- [Instructions for the task]
Repeat each line of the listing exactly as written.

- [Record set]
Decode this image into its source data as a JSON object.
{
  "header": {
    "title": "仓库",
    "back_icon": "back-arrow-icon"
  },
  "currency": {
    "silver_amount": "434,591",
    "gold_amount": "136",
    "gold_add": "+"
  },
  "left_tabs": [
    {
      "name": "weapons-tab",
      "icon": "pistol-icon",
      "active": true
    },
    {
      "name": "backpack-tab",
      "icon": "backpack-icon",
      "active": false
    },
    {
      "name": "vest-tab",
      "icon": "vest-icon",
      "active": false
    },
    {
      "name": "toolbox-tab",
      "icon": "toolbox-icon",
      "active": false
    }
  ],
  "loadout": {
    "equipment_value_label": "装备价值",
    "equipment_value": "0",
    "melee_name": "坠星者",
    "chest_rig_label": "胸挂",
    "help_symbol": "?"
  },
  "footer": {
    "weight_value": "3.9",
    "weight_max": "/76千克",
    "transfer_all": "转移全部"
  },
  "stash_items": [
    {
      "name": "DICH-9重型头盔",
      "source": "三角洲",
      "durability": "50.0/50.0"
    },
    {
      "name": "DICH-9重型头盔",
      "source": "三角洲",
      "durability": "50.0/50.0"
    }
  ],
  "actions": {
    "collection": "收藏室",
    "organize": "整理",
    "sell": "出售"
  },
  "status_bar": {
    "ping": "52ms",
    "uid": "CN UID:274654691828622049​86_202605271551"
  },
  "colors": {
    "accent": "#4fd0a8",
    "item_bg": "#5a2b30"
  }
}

- [Reply to the exercise]
Decode this image into its source data as a JSON object.
{
  "header": {
    "title": "仓库",
    "back_icon": "back-arrow-icon"
  },
  "currency": {
    "silver_amount": "434,591",
    "gold_amount": "136",
    "gold_add": "+"
  },
  "left_tabs": [
    {
      "name": "weapons-tab",
      "icon": "pistol-icon",
      "active": true
    },
    {
      "name": "backpack-tab",
      "icon": "backpack-icon",
      "active": false
    },
    {
      "name": "vest-tab",
      "icon": "vest-icon",
      "active": false
    },
    {
      "name": "toolbox-tab",
      "icon": "toolbox-icon",
      "active": false
    }
  ],
  "loadout": {
    "equipment_value_label": "装备价值",
    "equipment_value": "0",
    "melee_name": "坠星者",
    "chest_rig_label": "胸挂",
    "help_symbol": "?"
  },
  "footer": {
    "weight_value": "3.9",
    "weight_max": "/76千克",
    "transfer_all": "转移全部"
  },
  "stash_items": [
    {
      "name": "DICH-9重型头盔",
      "source": "三角洲",
      "durability": "50.0/50.0"
    },
    {
      "name": "DICH-9重型头盔",
      "source": "三角洲",
      "durability": "50.0/50.0"
    }
  ],
  "actions": {
    "collection": "收藏室",
    "organize": "整理",
    "sell": "出售"
  },
  "status_bar": {
    "ping": "52ms",
    "uid": "CN UID:274654691828622049​86_202605271551"
  },
  "colors": {
    "accent": "#4fd0a8",
    "item_bg": "#5a2b30"
  }
}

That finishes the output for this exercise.